The antihypertensive effects of the regular immediate release formulation of verapamil (verapamil IR) and the newer sustained release formulation of verapamil (verapamil SR) were compared in Hispanic patients with untreated essential hypertension. Verapamil IR was given in 3 divided doses (80 or 160mg 3 times daily) and verapamil SR was given either as a single daily dose of 240mg or as 240mg every 12 hours. With both formulations there was a significant reduction in systolic (SBP) and diastolic blood pressure (DBP); a greater lowering of BP was observed with verapamil 480 mg/day than with 240 mg/day. With verapamil SR 480 mg/day, 91% of patients had reductions in SBP and DBP greater than 20 and 15mm Hg, respectively. In addition, 83% of patients reached normotension. With the lower dose (240mg once daily), 83% of patients had decreases in DBP greater than 10mm Hg and 73% of patients achieved normotension. Comparable effects were achieved with verapamil IR. With verapamil IR there was a more rapid fall in BP which peaked 3 to 4 hours postdose, whereas with verapamil SR a more gradual and sustained BP reduction was observed. Only small changes in heart rate (HR) were observed with verapamil IR and verapamil SR. For verapamil SR, the mean increase in HR was 5 beats/min (to 80 beats/min) and the mean decrease in HR was 13 beats/min (to 62 beats/min). Both verapamil SR and verapamil IR prolonged the PR interval of the ECG. An equal degree of PR prolongation was observed with 240 and 480 mg/day. The incidence of side effects (headache, palpitations, dizziness and flushing) was dose dependent, decreased with continuous treatment and was much higher with verapamil IR than with verapamil SR.
Steady-state plasma verapamil concentrations were monitored. Compared with verapamil IR, verapamil SR produced a more gradual rise and a more sustained elevation of plasma verapamil and norverapamil concentrations. Comparable trough verapamil concentrations (Cmin) were observed with verapamil IR (98 μg/L) and SR (81 μg/L); morning Cmin verapamil concentrations were higher than daytime Cmin values. The normalised area under the plasma concentration-time curve (AUC) and maximum concentration (Cmax) were 10 to 20% greater for verapamil IR than SR. The 2-fold increase in oral dose produced a 2.2- and 2.4-fold increase in AUC for verapamil IR and SR, respectively, associated with a 20% reduction in metabolism to norverapamil.
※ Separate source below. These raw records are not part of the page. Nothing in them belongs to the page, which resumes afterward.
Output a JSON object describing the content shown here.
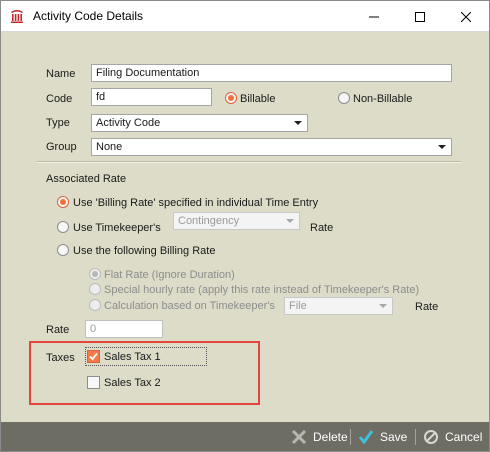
{
  "window": {
    "title": "Activity Code Details"
  },
  "form": {
    "name_label": "Name",
    "name_value": "Filing Documentation",
    "code_label": "Code",
    "code_value": "fd",
    "billable_label": "Billable",
    "nonbillable_label": "Non-Billable",
    "type_label": "Type",
    "type_value": "Activity Code",
    "group_label": "Group",
    "group_value": "None"
  },
  "associated_rate": {
    "heading": "Associated Rate",
    "opt_billing_rate": "Use 'Billing Rate' specified in individual Time Entry",
    "opt_timekeeper": "Use Timekeeper's",
    "timekeeper_value": "Contingency",
    "rate_suffix": "Rate",
    "opt_following": "Use the following Billing Rate",
    "sub_flat": "Flat Rate (Ignore Duration)",
    "sub_special": "Special hourly rate (apply this rate instead of Timekeeper's Rate)",
    "sub_calc": "Calculation based on Timekeeper's",
    "calc_value": "File",
    "calc_rate_suffix": "Rate",
    "rate_label": "Rate",
    "rate_value": "0"
  },
  "taxes": {
    "label": "Taxes",
    "items": [
      {
        "label": "Sales Tax 1",
        "checked": true
      },
      {
        "label": "Sales Tax 2",
        "checked": false
      }
    ]
  },
  "actions": {
    "delete_label": "Delete",
    "save_label": "Save",
    "cancel_label": "Cancel"
  },
  "colors": {
    "accent": "#f07040",
    "highlight_border": "#e5453b",
    "dialog_bg": "#dddcc8",
    "bottom_bar": "#6e6d63",
    "save_check": "#3fbfe0"
  }
}
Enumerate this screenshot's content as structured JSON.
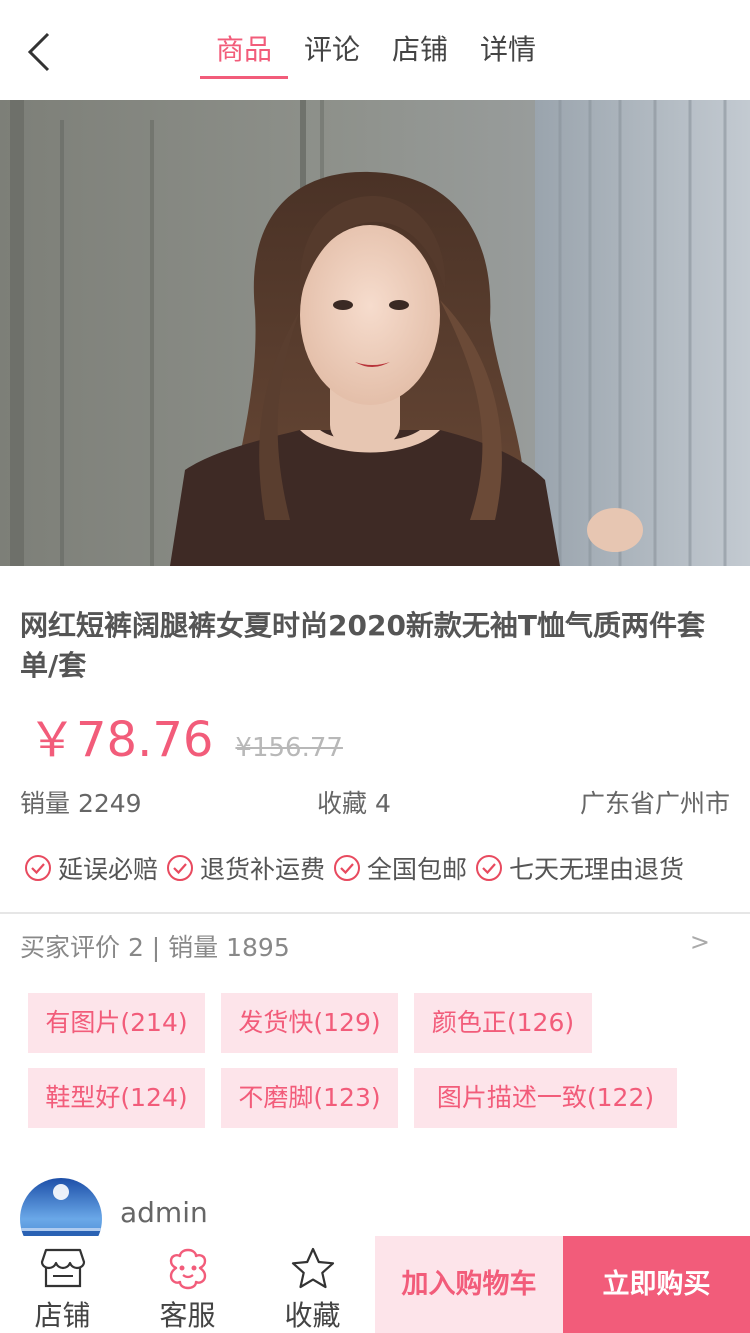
{
  "header": {
    "tabs": [
      {
        "label": "商品"
      },
      {
        "label": "评论"
      },
      {
        "label": "店铺"
      },
      {
        "label": "详情"
      }
    ]
  },
  "product": {
    "title": "网红短裤阔腿裤女夏时尚2020新款无袖T恤气质两件套单/套",
    "price": "￥78.76",
    "original_price": "¥156.77",
    "sales": "销量 2249",
    "favorites": "收藏 4",
    "location": "广东省广州市"
  },
  "guarantees": [
    "延误必赔",
    "退货补运费",
    "全国包邮",
    "七天无理由退货"
  ],
  "reviews": {
    "summary": "买家评价 2 | 销量 1895",
    "more_arrow": ">",
    "tags": [
      "有图片(214)",
      "发货快(129)",
      "颜色正(126)",
      "鞋型好(124)",
      "不磨脚(123)",
      "图片描述一致(122)"
    ],
    "first_reviewer": "admin"
  },
  "bottom_bar": {
    "shop_label": "店铺",
    "service_label": "客服",
    "favorite_label": "收藏",
    "add_cart_label": "加入购物车",
    "buy_now_label": "立即购买"
  },
  "colors": {
    "accent": "#f25c7a",
    "tag_bg": "#fde4ea"
  },
  "icons": [
    "back-arrow-icon",
    "check-circle-icon",
    "store-icon",
    "customer-service-icon",
    "star-icon"
  ]
}
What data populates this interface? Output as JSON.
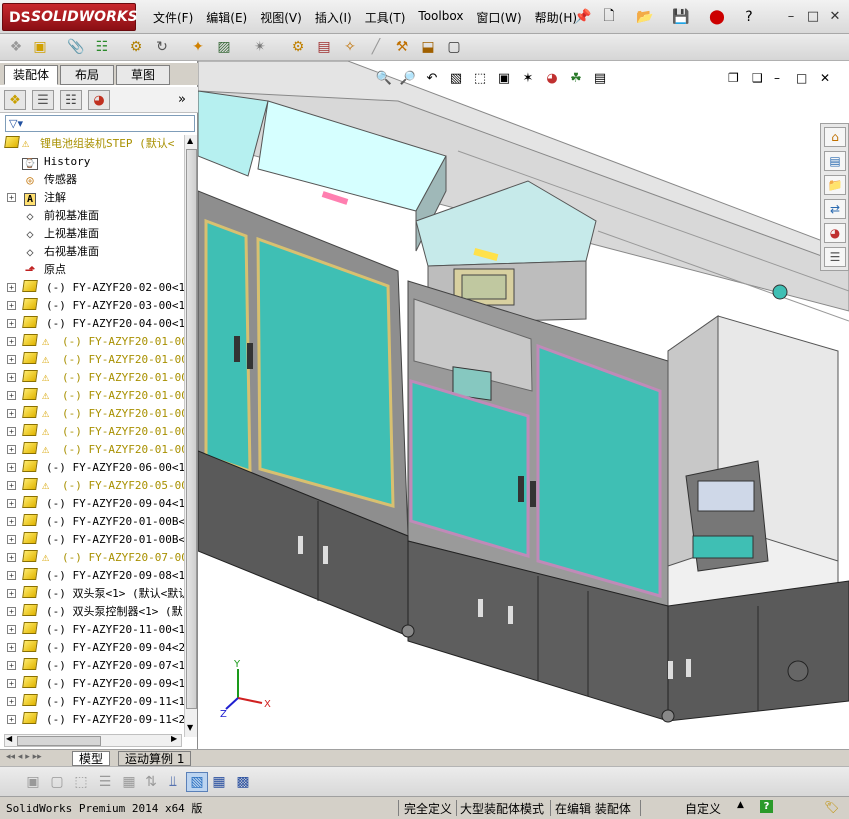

Fasting increased the rate and extent of absorption of verapamil. This effect was manifested by increases in peak: trough ratios, higher Cmax values, greater AUCs and shorter time to maximum concentration. Fasting increased norverapamil concentrations but did not modify verapamil: norverapamil ratios. In summary, verapamil SR may be substituted for verapamil IR on a milligram to milligram basis. The single or twice-daily administration of verapamil SR simplifies treatment and reduces side effects. Hispanic patients with hypertension had an excellent BP response to treatment with verapamil.